Work instructions: Write the entries below again, precisely as they appear.

Input for this task:

+--

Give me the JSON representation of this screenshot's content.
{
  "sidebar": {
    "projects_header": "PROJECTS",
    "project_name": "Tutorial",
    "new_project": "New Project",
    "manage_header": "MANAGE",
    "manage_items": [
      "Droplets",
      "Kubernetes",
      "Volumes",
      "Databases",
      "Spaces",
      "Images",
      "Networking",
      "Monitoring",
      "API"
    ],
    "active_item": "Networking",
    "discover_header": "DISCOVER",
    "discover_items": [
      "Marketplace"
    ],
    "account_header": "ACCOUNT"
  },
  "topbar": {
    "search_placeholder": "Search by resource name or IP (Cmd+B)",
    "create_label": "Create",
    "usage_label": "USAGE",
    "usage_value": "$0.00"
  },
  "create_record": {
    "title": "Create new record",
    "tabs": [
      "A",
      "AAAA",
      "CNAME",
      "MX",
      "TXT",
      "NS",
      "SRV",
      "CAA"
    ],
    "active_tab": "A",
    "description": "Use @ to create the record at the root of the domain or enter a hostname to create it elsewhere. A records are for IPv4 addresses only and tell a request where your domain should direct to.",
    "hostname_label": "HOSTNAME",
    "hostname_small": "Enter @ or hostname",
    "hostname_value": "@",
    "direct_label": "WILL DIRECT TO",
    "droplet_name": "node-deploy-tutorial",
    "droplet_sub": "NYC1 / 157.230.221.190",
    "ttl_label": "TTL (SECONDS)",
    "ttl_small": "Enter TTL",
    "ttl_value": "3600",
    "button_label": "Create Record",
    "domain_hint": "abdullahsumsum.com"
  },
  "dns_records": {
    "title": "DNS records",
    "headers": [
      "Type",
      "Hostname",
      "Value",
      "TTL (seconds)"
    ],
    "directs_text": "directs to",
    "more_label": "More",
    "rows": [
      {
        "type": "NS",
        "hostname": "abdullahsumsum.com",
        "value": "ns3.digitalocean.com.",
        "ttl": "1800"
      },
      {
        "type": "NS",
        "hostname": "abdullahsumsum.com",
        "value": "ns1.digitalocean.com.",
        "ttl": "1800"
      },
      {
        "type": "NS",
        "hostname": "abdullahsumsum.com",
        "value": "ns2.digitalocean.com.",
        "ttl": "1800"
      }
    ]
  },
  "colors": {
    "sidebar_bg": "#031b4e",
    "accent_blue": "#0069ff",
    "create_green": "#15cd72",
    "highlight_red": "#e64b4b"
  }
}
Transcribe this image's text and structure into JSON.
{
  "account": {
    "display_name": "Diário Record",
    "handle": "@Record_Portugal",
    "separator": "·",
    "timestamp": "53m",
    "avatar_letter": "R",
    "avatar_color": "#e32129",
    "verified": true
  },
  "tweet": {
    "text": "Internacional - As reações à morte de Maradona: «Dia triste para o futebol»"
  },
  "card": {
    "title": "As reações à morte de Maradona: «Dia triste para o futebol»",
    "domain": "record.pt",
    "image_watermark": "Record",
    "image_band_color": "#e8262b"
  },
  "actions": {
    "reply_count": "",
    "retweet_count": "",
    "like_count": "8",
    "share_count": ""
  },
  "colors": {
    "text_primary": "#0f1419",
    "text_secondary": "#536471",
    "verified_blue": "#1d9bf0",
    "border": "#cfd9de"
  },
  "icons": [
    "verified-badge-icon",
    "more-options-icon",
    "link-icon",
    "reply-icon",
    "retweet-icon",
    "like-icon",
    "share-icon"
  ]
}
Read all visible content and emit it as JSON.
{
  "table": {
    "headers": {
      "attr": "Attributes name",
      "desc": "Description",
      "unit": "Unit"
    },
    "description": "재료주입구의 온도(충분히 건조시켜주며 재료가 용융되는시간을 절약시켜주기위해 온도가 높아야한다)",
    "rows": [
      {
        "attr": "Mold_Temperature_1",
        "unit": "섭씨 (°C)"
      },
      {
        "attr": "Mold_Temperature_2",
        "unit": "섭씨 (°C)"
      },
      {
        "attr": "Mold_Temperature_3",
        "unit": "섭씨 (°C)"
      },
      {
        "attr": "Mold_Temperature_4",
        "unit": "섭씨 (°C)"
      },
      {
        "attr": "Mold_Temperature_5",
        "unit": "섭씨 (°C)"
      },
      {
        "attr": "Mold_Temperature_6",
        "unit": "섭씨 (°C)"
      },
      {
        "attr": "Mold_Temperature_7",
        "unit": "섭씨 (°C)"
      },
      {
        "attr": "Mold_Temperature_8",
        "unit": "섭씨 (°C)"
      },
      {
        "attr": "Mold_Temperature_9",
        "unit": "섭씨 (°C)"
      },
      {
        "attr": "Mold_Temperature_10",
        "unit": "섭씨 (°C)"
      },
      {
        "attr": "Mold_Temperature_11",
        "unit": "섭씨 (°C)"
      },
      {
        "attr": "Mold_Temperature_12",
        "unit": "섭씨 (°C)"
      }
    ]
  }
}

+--

Exercise output:
Give me the JSON representation of this screenshot's content.
{
  "sidebar": {
    "projects_header": "PROJECTS",
    "project_name": "Tutorial",
    "new_project": "New Project",
    "manage_header": "MANAGE",
    "manage_items": [
      "Droplets",
      "Kubernetes",
      "Volumes",
      "Databases",
      "Spaces",
      "Images",
      "Networking",
      "Monitoring",
      "API"
    ],
    "active_item": "Networking",
    "discover_header": "DISCOVER",
    "discover_items": [
      "Marketplace"
    ],
    "account_header": "ACCOUNT"
  },
  "topbar": {
    "search_placeholder": "Search by resource name or IP (Cmd+B)",
    "create_label": "Create",
    "usage_label": "USAGE",
    "usage_value": "$0.00"
  },
  "create_record": {
    "title": "Create new record",
    "tabs": [
      "A",
      "AAAA",
      "CNAME",
      "MX",
      "TXT",
      "NS",
      "SRV",
      "CAA"
    ],
    "active_tab": "A",
    "description": "Use @ to create the record at the root of the domain or enter a hostname to create it elsewhere. A records are for IPv4 addresses only and tell a request where your domain should direct to.",
    "hostname_label": "HOSTNAME",
    "hostname_small": "Enter @ or hostname",
    "hostname_value": "@",
    "direct_label": "WILL DIRECT TO",
    "droplet_name": "node-deploy-tutorial",
    "droplet_sub": "NYC1 / 157.230.221.190",
    "ttl_label": "TTL (SECONDS)",
    "ttl_small": "Enter TTL",
    "ttl_value": "3600",
    "button_label": "Create Record",
    "domain_hint": "abdullahsumsum.com"
  },
  "dns_records": {
    "title": "DNS records",
    "headers": [
      "Type",
      "Hostname",
      "Value",
      "TTL (seconds)"
    ],
    "directs_text": "directs to",
    "more_label": "More",
    "rows": [
      {
        "type": "NS",
        "hostname": "abdullahsumsum.com",
        "value": "ns3.digitalocean.com.",
        "ttl": "1800"
      },
      {
        "type": "NS",
        "hostname": "abdullahsumsum.com",
        "value": "ns1.digitalocean.com.",
        "ttl": "1800"
      },
      {
        "type": "NS",
        "hostname": "abdullahsumsum.com",
        "value": "ns2.digitalocean.com.",
        "ttl": "1800"
      }
    ]
  },
  "colors": {
    "sidebar_bg": "#031b4e",
    "accent_blue": "#0069ff",
    "create_green": "#15cd72",
    "highlight_red": "#e64b4b"
  }
}
Transcribe this image's text and structure into JSON.
{
  "account": {
    "display_name": "Diário Record",
    "handle": "@Record_Portugal",
    "separator": "·",
    "timestamp": "53m",
    "avatar_letter": "R",
    "avatar_color": "#e32129",
    "verified": true
  },
  "tweet": {
    "text": "Internacional - As reações à morte de Maradona: «Dia triste para o futebol»"
  },
  "card": {
    "title": "As reações à morte de Maradona: «Dia triste para o futebol»",
    "domain": "record.pt",
    "image_watermark": "Record",
    "image_band_color": "#e8262b"
  },
  "actions": {
    "reply_count": "",
    "retweet_count": "",
    "like_count": "8",
    "share_count": ""
  },
  "colors": {
    "text_primary": "#0f1419",
    "text_secondary": "#536471",
    "verified_blue": "#1d9bf0",
    "border": "#cfd9de"
  },
  "icons": [
    "verified-badge-icon",
    "more-options-icon",
    "link-icon",
    "reply-icon",
    "retweet-icon",
    "like-icon",
    "share-icon"
  ]
}
Read all visible content and emit it as JSON.
{
  "table": {
    "headers": {
      "attr": "Attributes name",
      "desc": "Description",
      "unit": "Unit"
    },
    "description": "재료주입구의 온도(충분히 건조시켜주며 재료가 용융되는시간을 절약시켜주기위해 온도가 높아야한다)",
    "rows": [
      {
        "attr": "Mold_Temperature_1",
        "unit": "섭씨 (°C)"
      },
      {
        "attr": "Mold_Temperature_2",
        "unit": "섭씨 (°C)"
      },
      {
        "attr": "Mold_Temperature_3",
        "unit": "섭씨 (°C)"
      },
      {
        "attr": "Mold_Temperature_4",
        "unit": "섭씨 (°C)"
      },
      {
        "attr": "Mold_Temperature_5",
        "unit": "섭씨 (°C)"
      },
      {
        "attr": "Mold_Temperature_6",
        "unit": "섭씨 (°C)"
      },
      {
        "attr": "Mold_Temperature_7",
        "unit": "섭씨 (°C)"
      },
      {
        "attr": "Mold_Temperature_8",
        "unit": "섭씨 (°C)"
      },
      {
        "attr": "Mold_Temperature_9",
        "unit": "섭씨 (°C)"
      },
      {
        "attr": "Mold_Temperature_10",
        "unit": "섭씨 (°C)"
      },
      {
        "attr": "Mold_Temperature_11",
        "unit": "섭씨 (°C)"
      },
      {
        "attr": "Mold_Temperature_12",
        "unit": "섭씨 (°C)"
      }
    ]
  }
}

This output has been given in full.